Some of Europe’s biggest energy and manufacturing companies have called for a strengthening of the EU Emissions Trading Scheme (ETS), in the wake of the release of the European Commission’s energy roadmap and ahead of a key vote on the EU Energy Efficiency Directive (EED).
Companies including oil and gas giant Shell and Danish utility DONG Energy wrote to the European Commission stating they fear for the future of the EU ETS because of record-low carbon prices of €6-7 ($7.80-9.20) seen this month.
“I think that if we could at lest get the price back up to the €20-range we’d be doing a lot better,” Sandrine Dixson Declève, director of The Prince of Wales's EU Corporate Leaders Group on Climate Change, told Environmental Finance.

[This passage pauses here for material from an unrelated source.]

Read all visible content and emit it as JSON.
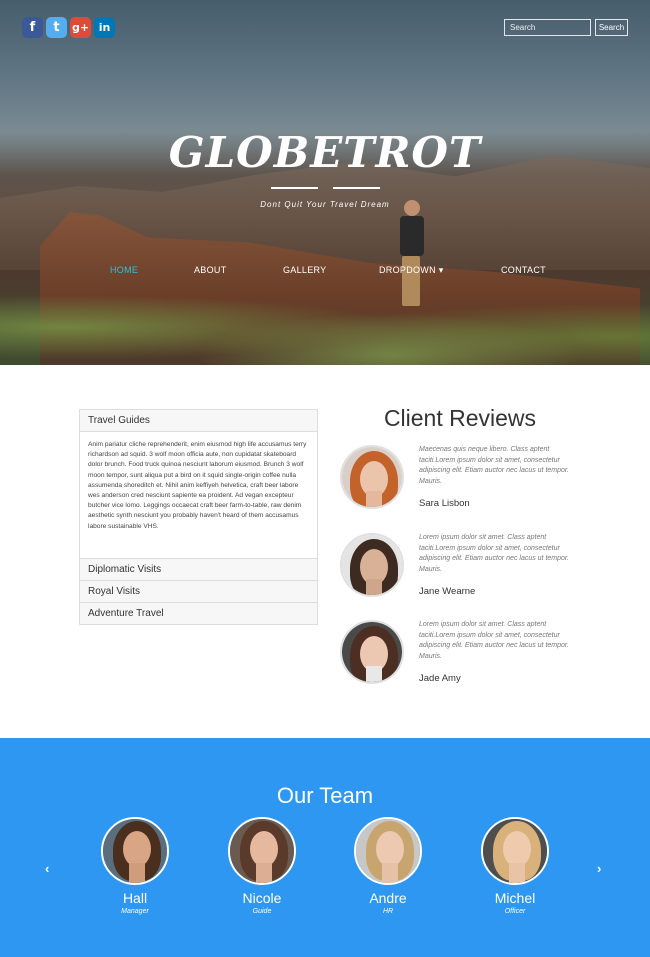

The companies back the EED, but “call upon European institutions and member state governments to ensure that the EED or future policy measures are aligned with the ETS”, as increased energy efficiency measures might mean carbon prices will fall further.
“It is therefore imperative that these potential impacts are taken into account, and measures are put in place to ensure the viability of the ETS before it’s too late,” says the letter, also signed by French engineering giant Alstom.
Graeme Sweeney, executive vice-president of renewables, hydrogen and carbon dioxide (CO2) at oil major company Shell, said: “The CO2 price is currently too low to drive the essential energy efficiency measures and support the development of low-carbon technologies at the required speed and scale. To resolve this situation, we need an immediate and meaningful recalibration of the EU Emissions Trading System to drive up the price of CO2.”
He added that this can be done by withholding allowances in Phase III (2013-20) of the EU ETS.
“This action will provide a strong CO2 price signal that business can respond to and ensure Europe makes the rapid progress needed to improve energy efficiency and support low-carbon technologies including both renewable energy sources and carbon capture and storage projects,” he said.
The European Parliament’s environment committee will vote next week on whether to withhold 1.4 billion EU allowances from Phase III, under an amendment to the EED.
Anders Eldrup, CEO of DONG Energy, also said that by withholding allowances “there is a chance to repair the ETS and make low-carbon investments”.
“Fair prices on CO2 along with price stability over time are imperative for industry to continue along the path to a green growth economy,” he added.
Several of the companies signing the letter to the Commission president Jose Manuel Barroso were among the firms which in June called for the EU to reduce emissions to 30% below 1990 levels by 2020, up from the current target of 20%.
By. Elza Holmstedt Pell